Year 6

Grant # 11

The Effects of Systemic Hedgehog Pathway Modulation on Fracture Healing

PI: Michael J. Gardner, MD


Specific Aims

Five to ten percent of the 5.6 million fractures that occur annually in the United States show evidence of impaired healing,1 and these place a significant burden on society. Therefore, elucidation of novel strategies to promote osteogenesis is critical and may potentially benefit a large number of patients. BMP-2, BMP-7, and teriparatide have been developed for clinical use as therapeutics that target inherent biological pathways, but each has disadvantages that have limited their widespread use. The BMP’s, for example, require surgery for direct implantation and local delivery, and the optimal dose and delivery remain unclear. The hedgehog (Hh) signaling pathway is critical to developmental osteogenesis2, 3, chondrogenesis4-6, and bone homeostasis7. Further, the Hh pathway is known to regulate angiogenesis, which may in part explain its role in osteogenesis8-10. These observations suggest a possible central role for Hh signaling in fracture healing, which involves coordinated processes of chondro-, angio- and osteogenesis. Although Hh upregulation has been indirectly associated with fracture healing,11-13 the functional role of Hh signaling in fracture healing in not known. Preliminary studies in our lab indicate that inhibition of Hh signaling impairs non-endochondral bone formation in stress fractures, although it is not known whether a similar effect occurs for endochondral bone formation in complete fractures. On the other hand, activation of Hh signaling using SAG, a small molecule agonist of Smoothened (Smo), through which all Hh signals are transduced, upregulates early markers of bone formation in vitro14. Whether activation of Hh signaling enhances fracture healing has not been studied. Understanding the role of Hh signaling in osteogenesis holds substantial promise in providing therapeutic targets for novel drugs to be used by surgeons to enhance bone healing. Our proposed experiment is designed to provide proof-of-concept for developing biological interventions to augment fracture healing using the Hh pathway. As such, this study is ideally suited for a Pilot & Feasibility Study, from which the data may be used as a basis for a comprehensive, federally-funded grant. Our findings will potentially provide a rationale for larger scale and more mechanistic studies targeting the Hh pathway with pharmacologic agents to improve bone healing in challenging clinical situations. Our central hypothesis is that Hh signaling can be modulated to affect fracture healing. Although preliminary studies are promising and published work is supportive, based on current gaps in our knowledge of this pathway, the proposed study is necessary to support or refute the hypothesis. We will test this hypothesis using a murine, stabilized femoral fracture model that is established in our hands.

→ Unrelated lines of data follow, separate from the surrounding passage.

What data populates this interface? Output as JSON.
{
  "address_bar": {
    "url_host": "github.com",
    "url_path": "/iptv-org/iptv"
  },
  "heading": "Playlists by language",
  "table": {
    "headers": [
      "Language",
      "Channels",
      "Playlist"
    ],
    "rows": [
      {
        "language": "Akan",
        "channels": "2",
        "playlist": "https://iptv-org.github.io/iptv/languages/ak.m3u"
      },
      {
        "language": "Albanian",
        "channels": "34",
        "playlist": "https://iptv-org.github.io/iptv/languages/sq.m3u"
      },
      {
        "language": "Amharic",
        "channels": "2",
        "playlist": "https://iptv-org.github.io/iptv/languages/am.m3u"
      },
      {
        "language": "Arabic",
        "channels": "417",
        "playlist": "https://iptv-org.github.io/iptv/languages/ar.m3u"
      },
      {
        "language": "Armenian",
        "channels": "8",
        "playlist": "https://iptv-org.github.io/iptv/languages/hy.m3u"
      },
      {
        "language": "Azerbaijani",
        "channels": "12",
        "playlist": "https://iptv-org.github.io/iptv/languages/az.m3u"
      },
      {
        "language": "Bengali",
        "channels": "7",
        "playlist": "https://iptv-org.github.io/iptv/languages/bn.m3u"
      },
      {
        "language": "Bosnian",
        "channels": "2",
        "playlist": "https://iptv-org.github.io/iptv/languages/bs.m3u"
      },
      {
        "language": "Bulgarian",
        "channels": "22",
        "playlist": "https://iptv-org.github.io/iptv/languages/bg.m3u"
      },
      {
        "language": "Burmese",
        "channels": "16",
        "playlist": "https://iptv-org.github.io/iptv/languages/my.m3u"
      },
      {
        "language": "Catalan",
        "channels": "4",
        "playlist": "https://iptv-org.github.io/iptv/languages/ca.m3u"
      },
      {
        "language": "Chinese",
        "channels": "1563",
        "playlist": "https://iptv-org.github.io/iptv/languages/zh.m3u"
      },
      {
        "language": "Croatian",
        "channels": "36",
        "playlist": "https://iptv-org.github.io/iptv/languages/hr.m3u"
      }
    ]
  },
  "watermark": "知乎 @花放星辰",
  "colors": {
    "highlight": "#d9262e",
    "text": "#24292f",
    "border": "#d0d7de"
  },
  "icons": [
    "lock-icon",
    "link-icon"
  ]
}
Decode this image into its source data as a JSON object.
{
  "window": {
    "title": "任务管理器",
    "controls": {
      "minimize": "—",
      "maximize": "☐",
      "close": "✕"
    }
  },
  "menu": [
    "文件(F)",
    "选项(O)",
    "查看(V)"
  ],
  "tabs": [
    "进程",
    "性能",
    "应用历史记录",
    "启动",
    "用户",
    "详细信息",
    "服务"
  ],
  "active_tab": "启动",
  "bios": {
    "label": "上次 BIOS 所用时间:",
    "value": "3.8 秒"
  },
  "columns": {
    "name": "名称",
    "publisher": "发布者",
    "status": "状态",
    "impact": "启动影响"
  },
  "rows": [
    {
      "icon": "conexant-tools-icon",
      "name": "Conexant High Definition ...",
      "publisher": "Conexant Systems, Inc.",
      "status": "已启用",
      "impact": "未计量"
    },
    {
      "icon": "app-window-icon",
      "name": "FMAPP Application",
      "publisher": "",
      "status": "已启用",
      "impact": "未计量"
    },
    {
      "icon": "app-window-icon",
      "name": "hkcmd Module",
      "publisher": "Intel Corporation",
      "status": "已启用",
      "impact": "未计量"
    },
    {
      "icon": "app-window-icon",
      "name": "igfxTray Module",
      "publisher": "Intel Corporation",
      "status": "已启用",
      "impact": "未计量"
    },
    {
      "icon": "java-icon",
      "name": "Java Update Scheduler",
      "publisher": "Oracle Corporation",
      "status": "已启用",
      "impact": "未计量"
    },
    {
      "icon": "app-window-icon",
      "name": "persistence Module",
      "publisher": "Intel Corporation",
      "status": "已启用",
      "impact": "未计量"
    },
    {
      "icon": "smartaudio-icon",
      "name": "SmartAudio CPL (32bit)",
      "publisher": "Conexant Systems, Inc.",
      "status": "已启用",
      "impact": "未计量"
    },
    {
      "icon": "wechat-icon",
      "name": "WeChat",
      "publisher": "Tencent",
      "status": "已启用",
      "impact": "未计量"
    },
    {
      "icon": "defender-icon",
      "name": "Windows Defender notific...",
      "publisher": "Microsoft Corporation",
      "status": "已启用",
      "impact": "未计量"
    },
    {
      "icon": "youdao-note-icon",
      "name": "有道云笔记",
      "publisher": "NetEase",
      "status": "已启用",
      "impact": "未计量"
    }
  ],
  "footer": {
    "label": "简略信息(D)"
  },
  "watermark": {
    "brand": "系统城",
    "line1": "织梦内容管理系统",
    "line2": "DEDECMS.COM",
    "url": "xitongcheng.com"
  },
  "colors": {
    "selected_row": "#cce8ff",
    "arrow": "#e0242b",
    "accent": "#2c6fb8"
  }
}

Specific Aim 1: Determine the effect of activation of the Hh pathway on fracture healing in a healing-challenged model. In this aim, we will test the hypothesis that fracture healing can be enhanced by systemically activating the Hh pathway in a healing-challenged fracture model. Mice will receive treatment with either vehicle or SAG, a potent Hh agonist. We will create femur fractures in aged (18 month old) mice. Older rodents demonstrate less robust fracture healing, and of particular relevance have a lower and delayed peak of Hh expression in fracture healing15, 16. We hypothesize that SAG will overcome the age-related decline in Hh signaling and improve radiographic, histologic, biomechanical, and vascular aspects of fracture healing.